Problem to work on =>
Extract each line holding the word "count" from the entries.

___ Available data ___

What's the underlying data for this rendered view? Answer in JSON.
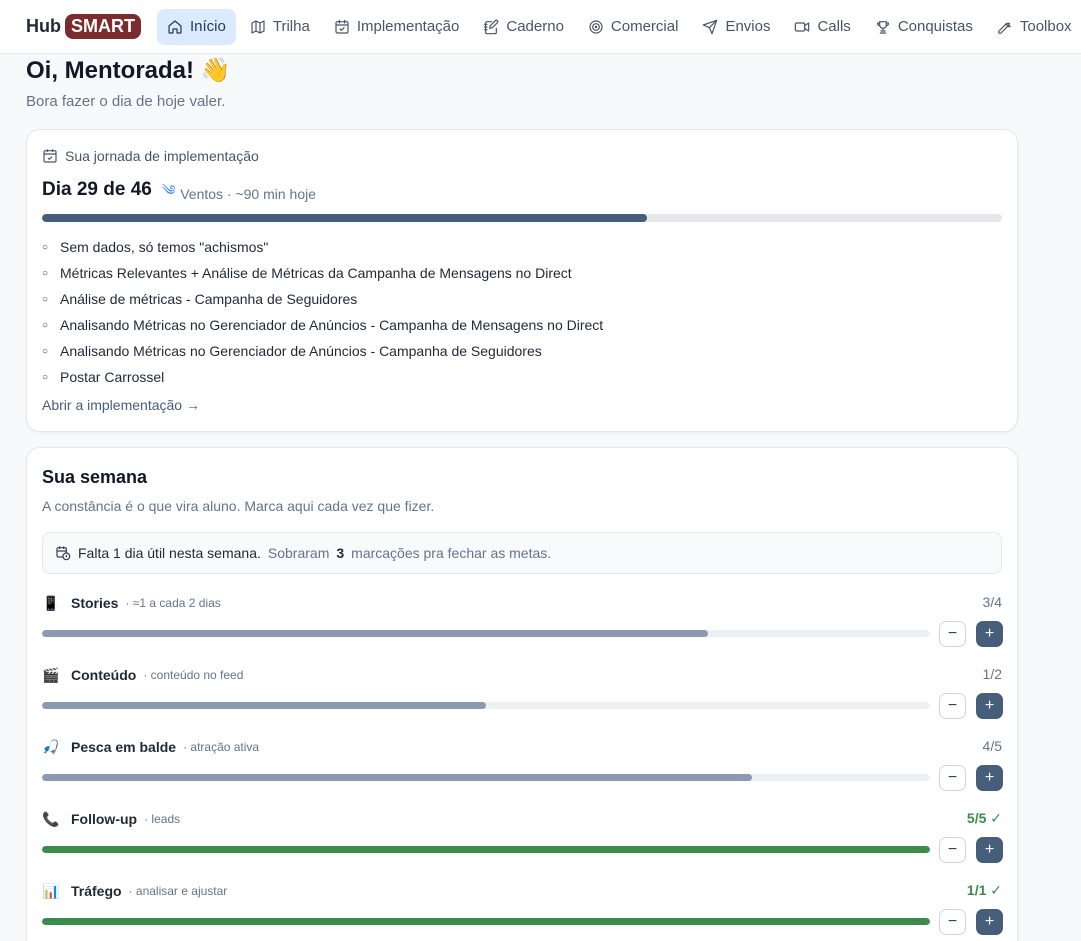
{
  "brand": {
    "hub": "Hub",
    "smart": "SMART"
  },
  "nav": [
    {
      "label": "Início",
      "icon": "home-icon",
      "active": true
    },
    {
      "label": "Trilha",
      "icon": "map-icon"
    },
    {
      "label": "Implementação",
      "icon": "calendar-check-icon"
    },
    {
      "label": "Caderno",
      "icon": "notebook-pen-icon"
    },
    {
      "label": "Comercial",
      "icon": "target-icon"
    },
    {
      "label": "Envios",
      "icon": "send-icon"
    },
    {
      "label": "Calls",
      "icon": "video-icon"
    },
    {
      "label": "Conquistas",
      "icon": "trophy-icon"
    },
    {
      "label": "Toolbox",
      "icon": "wrench-icon"
    }
  ],
  "greeting": {
    "title": "Oi, Mentorada! 👋",
    "subtitle": "Bora fazer o dia de hoje valer."
  },
  "journey": {
    "label": "Sua jornada de implementação",
    "day_title": "Dia 29 de 46",
    "meta": "Ventos · ~90 min hoje",
    "progress": 0.63,
    "tasks": [
      "Sem dados, só temos \"achismos\"",
      "Métricas Relevantes + Análise de Métricas da Campanha de Mensagens no Direct",
      "Análise de métricas - Campanha de Seguidores",
      "Analisando Métricas no Gerenciador de Anúncios - Campanha de Mensagens no Direct",
      "Analisando Métricas no Gerenciador de Anúncios - Campanha de Seguidores",
      "Postar Carrossel"
    ],
    "link": "Abrir a implementação →"
  },
  "week": {
    "title": "Sua semana",
    "subtitle": "A constância é o que vira aluno. Marca aqui cada vez que fizer.",
    "notice_strong": "Falta 1 dia útil nesta semana.",
    "notice_pre": "Sobraram",
    "notice_num": "3",
    "notice_post": "marcações pra fechar as metas.",
    "habits": [
      {
        "emoji": "📱",
        "name": "Stories",
        "hint": "· ≈1 a cada 2 dias",
        "count": "3/4",
        "done": 3,
        "goal": 4
      },
      {
        "emoji": "🎬",
        "name": "Conteúdo",
        "hint": "· conteúdo no feed",
        "count": "1/2",
        "done": 1,
        "goal": 2
      },
      {
        "emoji": "🎣",
        "name": "Pesca em balde",
        "hint": "· atração ativa",
        "count": "4/5",
        "done": 4,
        "goal": 5
      },
      {
        "emoji": "📞",
        "name": "Follow-up",
        "hint": "· leads",
        "count": "5/5 ✓",
        "done": 5,
        "goal": 5
      },
      {
        "emoji": "📊",
        "name": "Tráfego",
        "hint": "· analisar e ajustar",
        "count": "1/1 ✓",
        "done": 1,
        "goal": 1
      }
    ]
  },
  "colors": {
    "brand_accent": "#7a2b2b",
    "nav_active_bg": "#dbeafe",
    "primary": "#475e7a",
    "success": "#3d8a4c"
  }
}
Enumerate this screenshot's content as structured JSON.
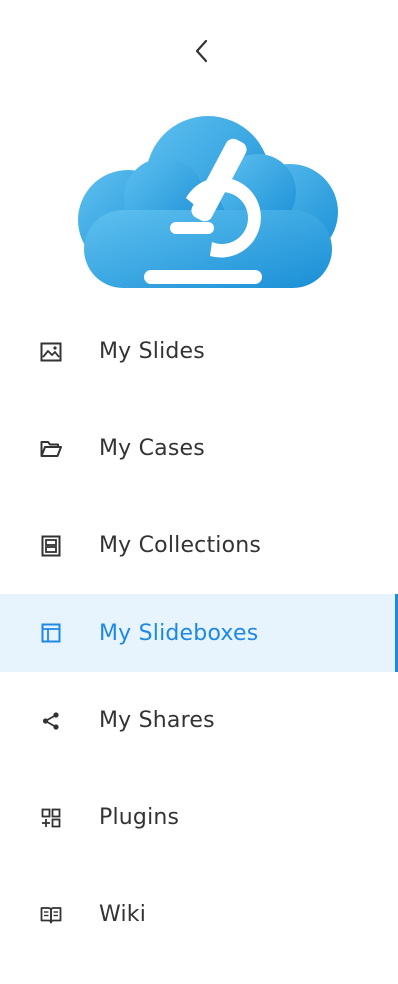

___

Answer for the task =>
        "count": "3/4",
        "count": "1/2",
        "count": "4/5",
        "count": "5/5 ✓",
        "count": "1/1 ✓",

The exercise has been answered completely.